[Website and app data records]
####################

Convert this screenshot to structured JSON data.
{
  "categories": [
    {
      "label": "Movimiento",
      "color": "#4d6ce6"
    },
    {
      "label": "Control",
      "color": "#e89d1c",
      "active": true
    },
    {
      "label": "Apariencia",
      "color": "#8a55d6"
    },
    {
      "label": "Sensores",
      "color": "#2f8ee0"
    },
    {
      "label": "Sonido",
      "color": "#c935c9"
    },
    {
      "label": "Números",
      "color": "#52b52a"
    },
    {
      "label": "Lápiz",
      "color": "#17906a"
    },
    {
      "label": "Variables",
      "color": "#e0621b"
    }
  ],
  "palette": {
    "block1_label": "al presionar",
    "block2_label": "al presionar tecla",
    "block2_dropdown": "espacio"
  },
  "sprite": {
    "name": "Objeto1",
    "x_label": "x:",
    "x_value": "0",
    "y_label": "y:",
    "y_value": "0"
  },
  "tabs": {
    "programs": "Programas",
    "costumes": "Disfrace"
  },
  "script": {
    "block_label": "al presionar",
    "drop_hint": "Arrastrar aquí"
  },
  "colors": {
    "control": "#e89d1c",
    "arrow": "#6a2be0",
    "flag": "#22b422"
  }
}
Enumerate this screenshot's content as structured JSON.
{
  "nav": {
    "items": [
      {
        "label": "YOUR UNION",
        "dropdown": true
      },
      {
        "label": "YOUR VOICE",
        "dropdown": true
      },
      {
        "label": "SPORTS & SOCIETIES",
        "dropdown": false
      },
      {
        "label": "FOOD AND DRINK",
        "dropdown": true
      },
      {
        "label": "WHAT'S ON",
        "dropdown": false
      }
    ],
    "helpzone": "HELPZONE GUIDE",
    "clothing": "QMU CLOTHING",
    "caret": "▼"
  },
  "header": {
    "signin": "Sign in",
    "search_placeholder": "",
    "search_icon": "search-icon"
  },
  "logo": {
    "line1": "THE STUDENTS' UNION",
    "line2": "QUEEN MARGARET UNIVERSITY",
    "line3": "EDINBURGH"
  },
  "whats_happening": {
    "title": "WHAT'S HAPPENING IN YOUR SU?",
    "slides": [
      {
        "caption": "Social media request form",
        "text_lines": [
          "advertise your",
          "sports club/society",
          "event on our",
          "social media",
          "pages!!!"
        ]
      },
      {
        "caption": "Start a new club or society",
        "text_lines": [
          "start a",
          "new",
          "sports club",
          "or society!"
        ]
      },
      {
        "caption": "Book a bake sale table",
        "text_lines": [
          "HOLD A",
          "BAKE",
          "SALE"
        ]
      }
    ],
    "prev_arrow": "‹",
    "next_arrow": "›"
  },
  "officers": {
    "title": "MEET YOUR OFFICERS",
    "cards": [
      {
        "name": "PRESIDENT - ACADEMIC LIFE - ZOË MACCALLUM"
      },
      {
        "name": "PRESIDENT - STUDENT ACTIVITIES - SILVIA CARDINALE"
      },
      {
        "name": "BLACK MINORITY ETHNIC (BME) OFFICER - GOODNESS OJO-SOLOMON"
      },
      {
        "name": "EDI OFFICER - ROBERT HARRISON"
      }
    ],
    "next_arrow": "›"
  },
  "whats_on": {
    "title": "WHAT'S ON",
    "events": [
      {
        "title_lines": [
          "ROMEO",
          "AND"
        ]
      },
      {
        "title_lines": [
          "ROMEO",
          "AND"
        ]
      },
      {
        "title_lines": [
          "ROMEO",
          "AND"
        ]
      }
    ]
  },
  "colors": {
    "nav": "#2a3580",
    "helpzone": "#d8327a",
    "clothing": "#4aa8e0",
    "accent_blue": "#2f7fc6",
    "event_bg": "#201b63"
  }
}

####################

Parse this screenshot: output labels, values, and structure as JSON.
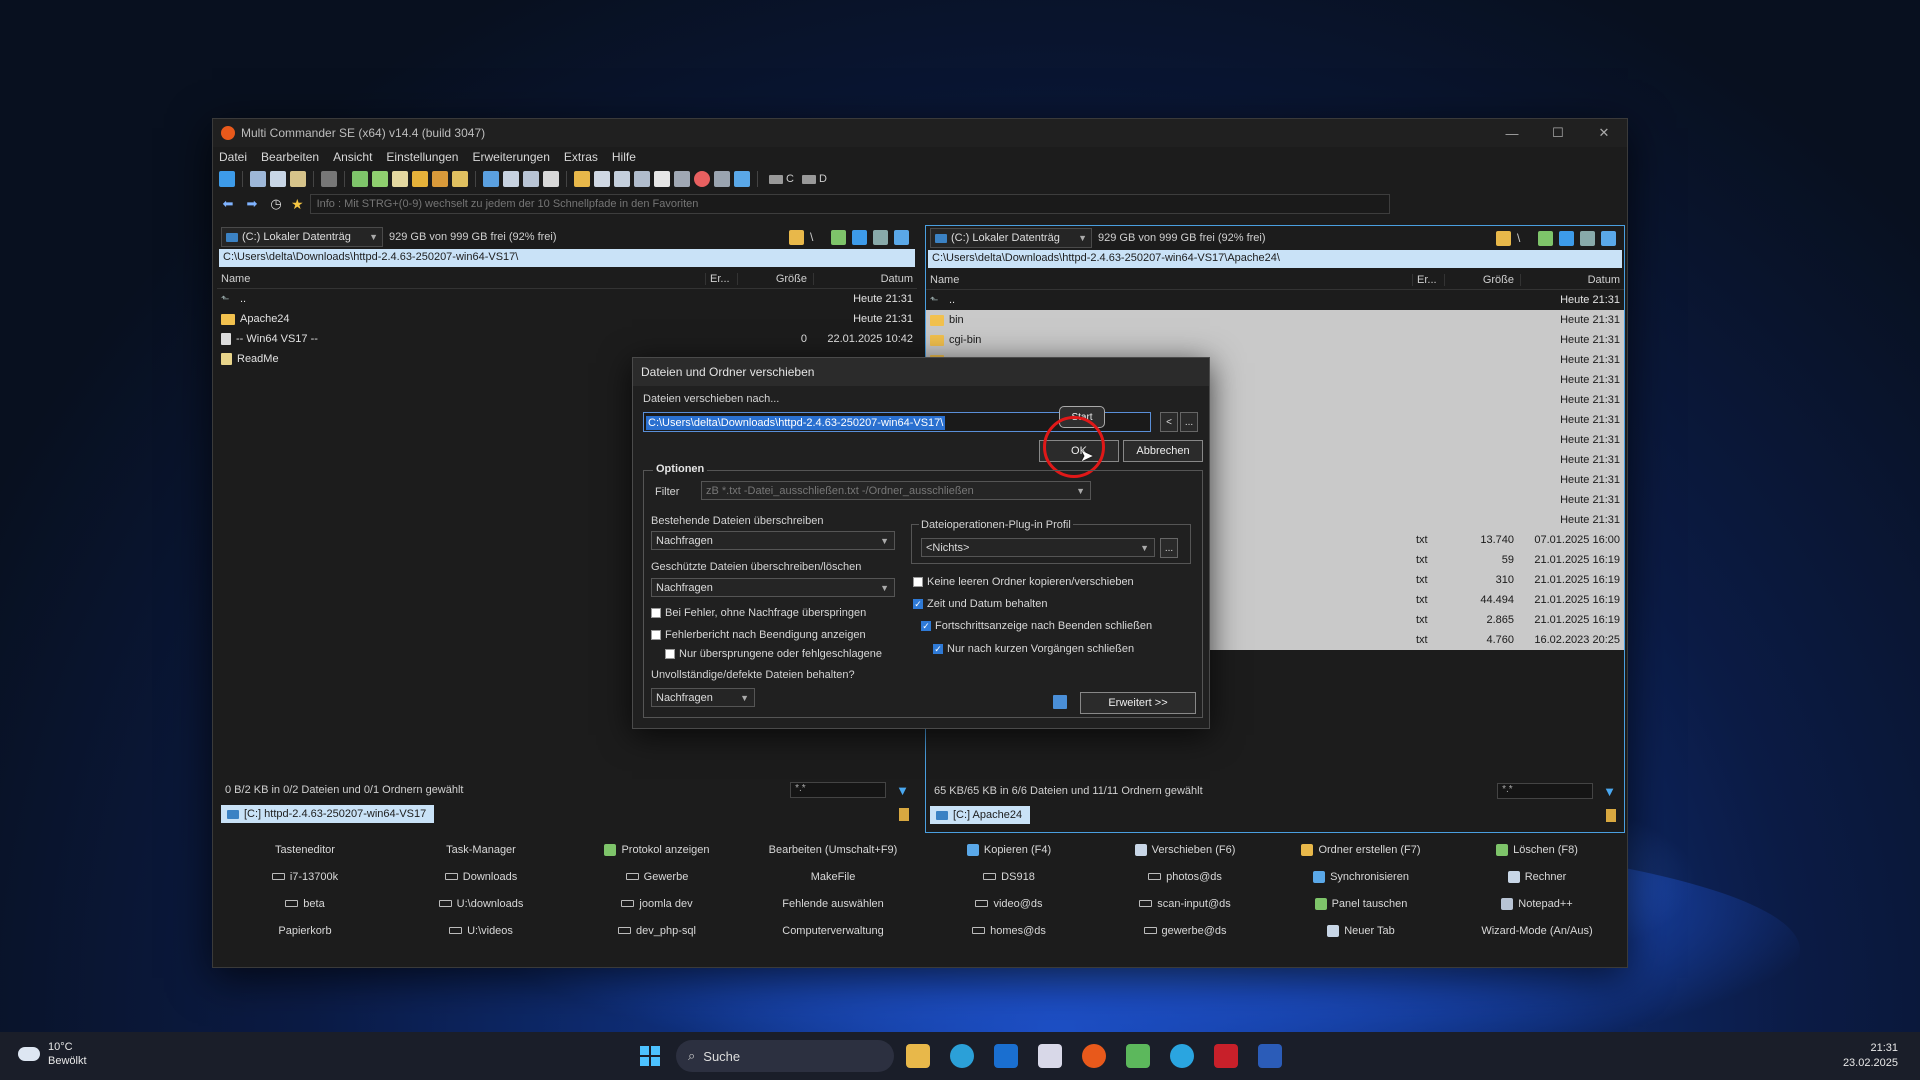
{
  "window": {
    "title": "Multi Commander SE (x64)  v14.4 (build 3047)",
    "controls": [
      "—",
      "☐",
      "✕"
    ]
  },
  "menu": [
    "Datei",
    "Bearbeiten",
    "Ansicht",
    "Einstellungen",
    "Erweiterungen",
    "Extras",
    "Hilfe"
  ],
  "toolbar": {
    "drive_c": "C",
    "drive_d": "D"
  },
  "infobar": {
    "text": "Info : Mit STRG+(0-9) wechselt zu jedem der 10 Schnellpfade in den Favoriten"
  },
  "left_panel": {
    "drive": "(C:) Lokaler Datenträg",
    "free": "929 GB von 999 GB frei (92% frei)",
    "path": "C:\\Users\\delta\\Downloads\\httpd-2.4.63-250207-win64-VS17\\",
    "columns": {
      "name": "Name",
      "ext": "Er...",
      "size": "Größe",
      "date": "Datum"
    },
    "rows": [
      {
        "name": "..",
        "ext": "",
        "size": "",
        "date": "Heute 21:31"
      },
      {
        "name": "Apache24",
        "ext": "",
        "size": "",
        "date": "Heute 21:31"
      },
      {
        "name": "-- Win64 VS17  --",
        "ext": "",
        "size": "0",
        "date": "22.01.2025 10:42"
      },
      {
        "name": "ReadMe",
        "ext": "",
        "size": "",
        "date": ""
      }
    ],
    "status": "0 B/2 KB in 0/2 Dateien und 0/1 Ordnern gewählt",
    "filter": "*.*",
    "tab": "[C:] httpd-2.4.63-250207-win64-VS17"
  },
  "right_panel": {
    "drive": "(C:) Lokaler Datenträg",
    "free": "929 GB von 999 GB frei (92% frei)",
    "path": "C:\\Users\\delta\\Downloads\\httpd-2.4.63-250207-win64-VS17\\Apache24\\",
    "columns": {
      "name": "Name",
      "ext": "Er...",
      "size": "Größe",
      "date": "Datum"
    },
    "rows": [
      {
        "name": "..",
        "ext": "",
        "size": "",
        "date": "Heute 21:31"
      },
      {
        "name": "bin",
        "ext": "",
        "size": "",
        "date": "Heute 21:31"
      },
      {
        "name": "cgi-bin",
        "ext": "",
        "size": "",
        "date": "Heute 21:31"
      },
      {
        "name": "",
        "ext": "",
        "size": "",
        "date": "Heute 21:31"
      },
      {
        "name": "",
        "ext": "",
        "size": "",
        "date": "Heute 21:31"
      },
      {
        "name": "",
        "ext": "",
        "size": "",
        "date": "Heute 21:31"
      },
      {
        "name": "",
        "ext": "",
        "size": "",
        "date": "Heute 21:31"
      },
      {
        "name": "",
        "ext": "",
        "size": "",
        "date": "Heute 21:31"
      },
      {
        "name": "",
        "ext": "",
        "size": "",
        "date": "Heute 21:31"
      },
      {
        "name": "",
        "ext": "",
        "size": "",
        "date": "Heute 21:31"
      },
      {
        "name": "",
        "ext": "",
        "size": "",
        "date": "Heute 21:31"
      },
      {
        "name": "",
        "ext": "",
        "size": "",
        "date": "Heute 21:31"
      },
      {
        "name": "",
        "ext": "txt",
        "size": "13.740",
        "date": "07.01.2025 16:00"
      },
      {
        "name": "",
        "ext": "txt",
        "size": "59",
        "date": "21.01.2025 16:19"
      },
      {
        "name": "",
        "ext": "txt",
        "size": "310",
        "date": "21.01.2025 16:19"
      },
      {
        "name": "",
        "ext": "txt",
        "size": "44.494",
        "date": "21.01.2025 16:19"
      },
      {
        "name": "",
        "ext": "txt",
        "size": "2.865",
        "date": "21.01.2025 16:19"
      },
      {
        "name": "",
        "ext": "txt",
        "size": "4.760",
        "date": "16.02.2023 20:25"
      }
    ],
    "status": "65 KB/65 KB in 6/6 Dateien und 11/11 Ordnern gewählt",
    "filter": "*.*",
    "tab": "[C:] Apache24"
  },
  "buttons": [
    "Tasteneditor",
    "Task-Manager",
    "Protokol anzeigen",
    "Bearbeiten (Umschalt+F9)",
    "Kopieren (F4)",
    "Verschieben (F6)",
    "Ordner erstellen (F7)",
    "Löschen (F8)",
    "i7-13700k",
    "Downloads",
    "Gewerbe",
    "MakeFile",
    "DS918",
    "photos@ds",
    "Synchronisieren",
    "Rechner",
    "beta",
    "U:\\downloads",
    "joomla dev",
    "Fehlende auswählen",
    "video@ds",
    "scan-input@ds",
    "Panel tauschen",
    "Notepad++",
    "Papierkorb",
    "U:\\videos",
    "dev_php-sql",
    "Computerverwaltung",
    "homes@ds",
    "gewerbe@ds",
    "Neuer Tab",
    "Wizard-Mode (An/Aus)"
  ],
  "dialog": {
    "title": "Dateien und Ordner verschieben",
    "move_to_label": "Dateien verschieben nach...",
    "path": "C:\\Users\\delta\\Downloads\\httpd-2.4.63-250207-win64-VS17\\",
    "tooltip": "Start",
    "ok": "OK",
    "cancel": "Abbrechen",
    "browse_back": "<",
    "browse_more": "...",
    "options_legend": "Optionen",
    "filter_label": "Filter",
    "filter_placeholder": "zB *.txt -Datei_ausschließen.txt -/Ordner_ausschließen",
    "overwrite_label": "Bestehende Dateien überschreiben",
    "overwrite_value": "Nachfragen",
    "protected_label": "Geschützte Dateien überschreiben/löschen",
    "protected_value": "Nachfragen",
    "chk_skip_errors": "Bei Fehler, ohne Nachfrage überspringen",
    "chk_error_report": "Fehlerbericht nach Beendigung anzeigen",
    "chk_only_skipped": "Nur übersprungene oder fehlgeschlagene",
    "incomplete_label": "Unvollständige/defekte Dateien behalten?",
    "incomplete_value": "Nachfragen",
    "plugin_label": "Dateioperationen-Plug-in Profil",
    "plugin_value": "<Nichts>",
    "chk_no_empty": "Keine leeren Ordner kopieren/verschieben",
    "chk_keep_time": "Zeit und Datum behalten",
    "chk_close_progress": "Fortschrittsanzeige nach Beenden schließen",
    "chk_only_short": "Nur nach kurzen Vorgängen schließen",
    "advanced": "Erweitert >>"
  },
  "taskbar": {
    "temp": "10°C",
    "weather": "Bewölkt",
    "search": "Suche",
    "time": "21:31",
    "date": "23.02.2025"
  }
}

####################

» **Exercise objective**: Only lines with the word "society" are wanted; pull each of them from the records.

» **Answer section**:
          "sports club/society",
        "caption": "Start a new club or society",
          "or society!"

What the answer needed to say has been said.